          1 Reply
          1. re: 4chowpups

            I actually already copied that recipe - that sauce does sound good. I should probably spend a day making lots of sauce and freeze it, and then use these ideas for the filling. Sounds like there are few shortcuts for good enchilada sauce!

          2. Most enchiladas in Mexico aren't baked, they're simply prepped and served. In fact, you don't even have to roll them, folded or stacked are pretty common too. The flavor comes from not only the sauce and filling but the garnishes used as well.

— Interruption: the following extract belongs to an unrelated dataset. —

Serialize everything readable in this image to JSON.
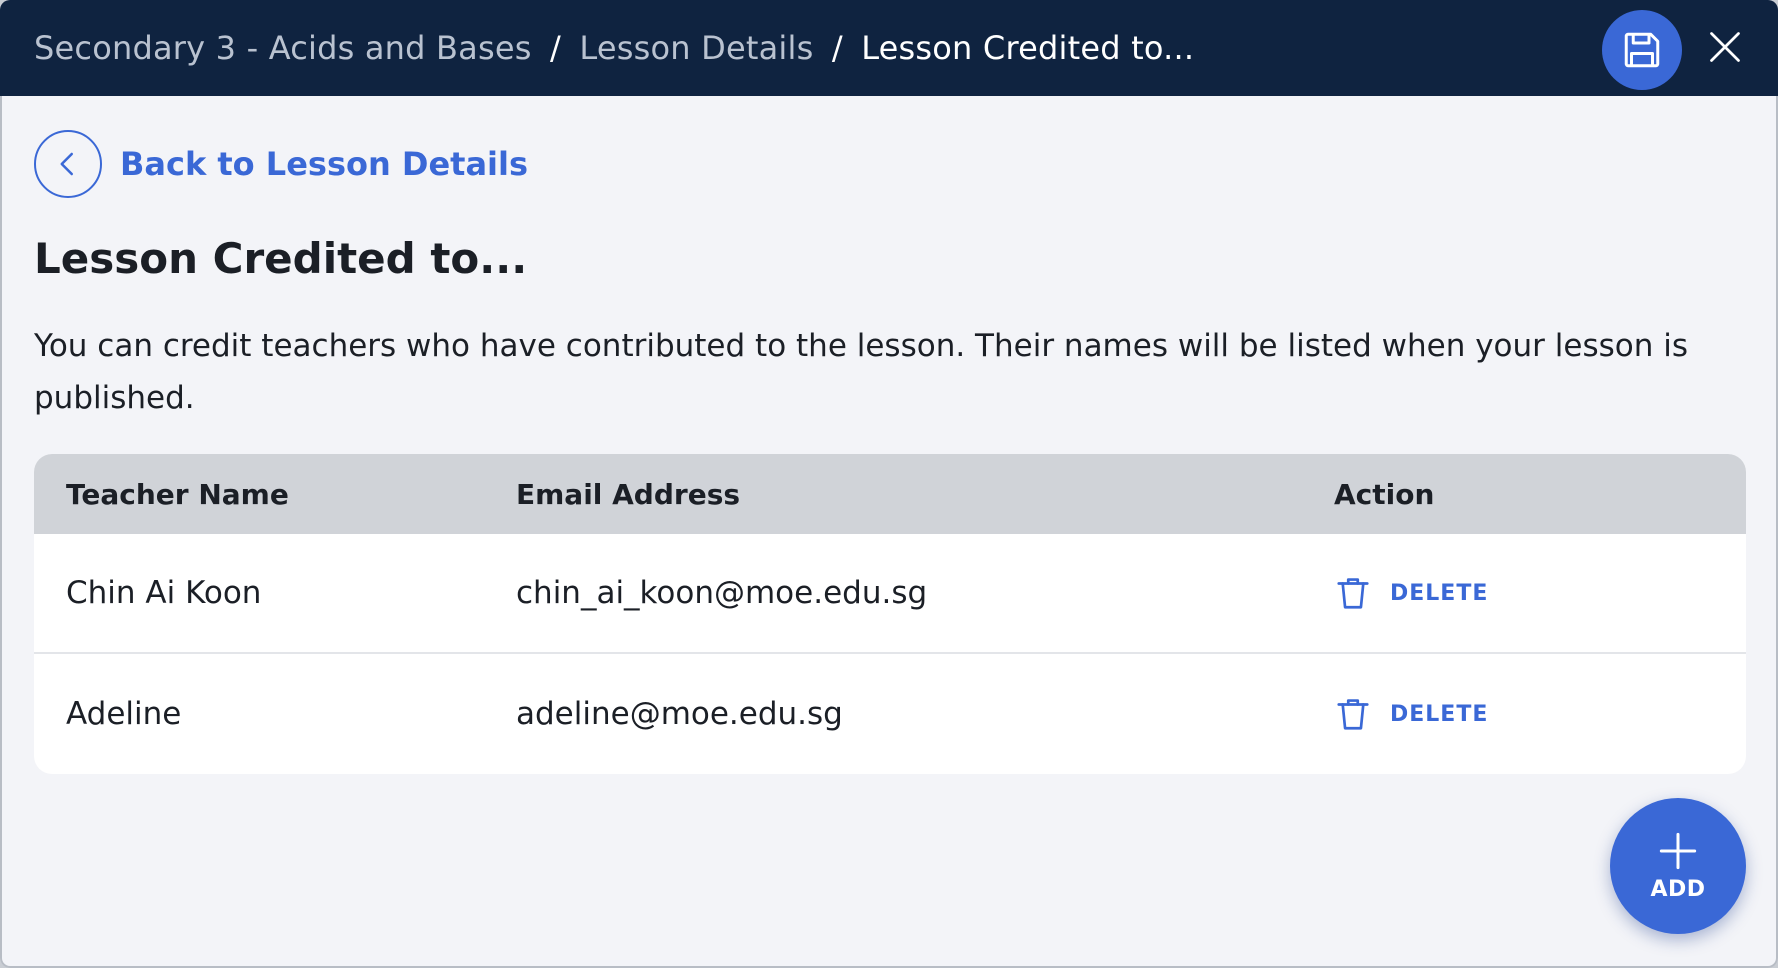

            Rick Bayless in his cookbook Everyday Mexican has a pretty decent crockpot recipe for chicken with tomatillo sauce. The recipe is easy, washed and quartered tomatillos go into the crockpot along with a little garlic, some sliced white onion, a jalapeno or serrano chile (more if you want spicy), sprigs of cilantro and some salt. Put the chicken on top and cook for 5 or 6 hours. I think there may have been a little added broth or water, but crockpots seem to wring every last drop of fluid out of anything put in them. Towards the end of cooking you add some potatoes and more cilantro.

            You could make the recipe, take the chicken out, let it cool and then shred it. Then take the cooking liquid and puree it adding some water or chicken stock if needed. Check for seasoning and add more salt if needed and pour into a pie plate of cake pan without a removable bottom. To assemble all you'd need to do would be to heat some oil in a small skillet with sides, dip a corn tortilla in for about 10 seconds per side, or enough to soften. Then dip in the sauce, put it on a work surface and fill with the shredded chicken. Roll, or just fold it in half like a taco. If you want to bake them put them in a baking dish and pour any left over sauce over them and bake. If you don't want to bake them, once you've finished folding, put them on a serving plate (lined with shredded cabbage would be nice), reheat the remaining sauce and pour over the enchiladas.

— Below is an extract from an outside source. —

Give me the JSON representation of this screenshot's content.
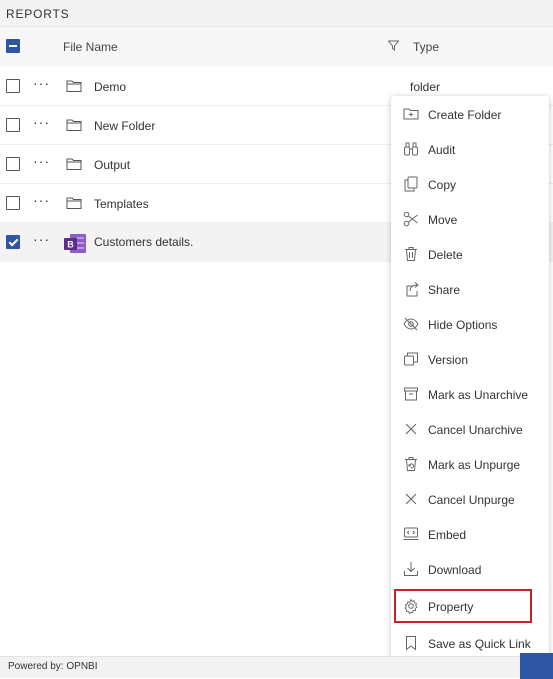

            Top with grated cotija cheese, white onion rings, chopped cilantro, sliced radishes and perhaps some pickled jalapenos, drizzle with crema, creme fraiche, or sour cream that has been thinned with some milk.

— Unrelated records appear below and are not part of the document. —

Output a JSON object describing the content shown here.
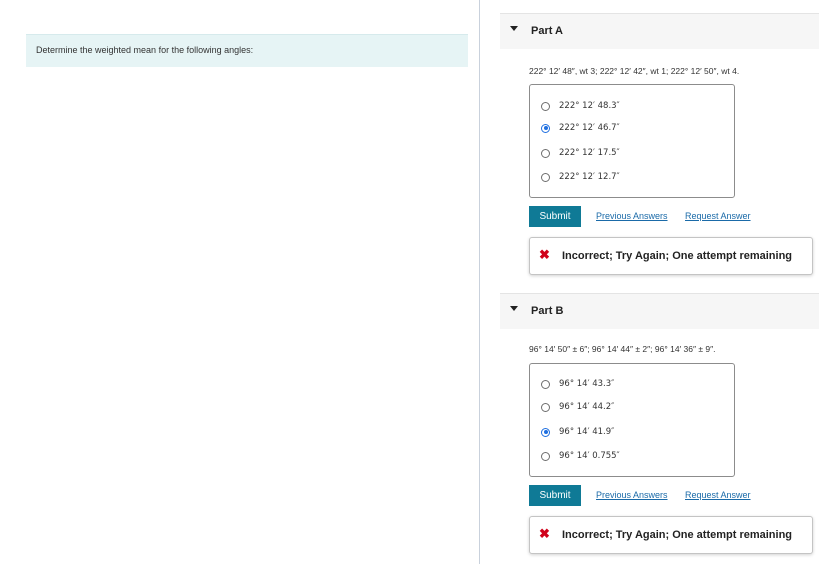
{
  "left_panel": {
    "prompt": "Determine the weighted mean for the following angles:"
  },
  "parts": [
    {
      "title": "Part A",
      "question": "222° 12′ 48″, wt 3; 222° 12′ 42″, wt 1; 222° 12′ 50″, wt 4.",
      "options": [
        "222° 12′ 48.3″",
        "222° 12′ 46.7″",
        "222° 12′ 17.5″",
        "222° 12′ 12.7″"
      ],
      "selected_index": 1,
      "submit_label": "Submit",
      "previous_answers_label": "Previous Answers",
      "request_answer_label": "Request Answer",
      "feedback": "Incorrect; Try Again; One attempt remaining"
    },
    {
      "title": "Part B",
      "question": "96° 14′ 50″ ± 6″; 96° 14′ 44″ ± 2″; 96° 14′ 36″ ± 9″.",
      "options": [
        "96° 14′ 43.3″",
        "96° 14′ 44.2″",
        "96° 14′ 41.9″",
        "96° 14′ 0.755″"
      ],
      "selected_index": 2,
      "submit_label": "Submit",
      "previous_answers_label": "Previous Answers",
      "request_answer_label": "Request Answer",
      "feedback": "Incorrect; Try Again; One attempt remaining"
    }
  ],
  "colors": {
    "accent": "#0f7a96",
    "error": "#d0021b",
    "link": "#1a6aa8",
    "banner": "#e6f4f5"
  }
}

            8 Replies
            1. re: DiningDiva

              I think that Rick Bayless method would work (I also have that cookbook). To cut back on the fat a little, I think you could just dip the tortillas into hot sauce until they are soft. That way works for me. For red sauce, you're going to want to use a lot of reconstituted and pureed ancho chiles.

              1. re: diva360

                The Rick Bayless method sounds PERFECT. I'll try it and report back! Thanks!

                1. re: marigolds

                  Actually, the crockpot chicken recipes is Rick's, the suggestion to puree and use the cooking liquid as the enchilada sauce is mine. The oil dip, sauce dip and fill method with no baking is classically Mexican ;-)

                1. re: Sam Fujisaka

                  The recipe says to use skinless thighs, so they shouldn't dry out (I wouldn't use breasts or skin-on chicken in a slow cooker). You could do the same braise in the oven for a shorter time.

                  1. re: Sam Fujisaka

                    The recipe really says to cook the thighs for 7-8 hours in a crockpot, which is way, way, way too long.

                    1. re: Sam Fujisaka

                      Different crockpots go at different speeds. I do a poached/steamed whole chicken and it takes only 2-1/2 hours on high.

                      1. re: Sharuf

                        Sharuf is right. You should occas. check the temp accuracy of a crockpot just as you do an oven, so you can know how to adjust a recipe's stated cooking time.
                        Some of the early ones cooked at so low a temp that there was danger of food poisoning, and probably in overreaction to that many new ones cook too fast. If yours tends to the latter and you're afraid to go to work and leave something to cook all day even on LO, you might try this same test with a toothpick under the edge of the lid to keep the top barely tilted.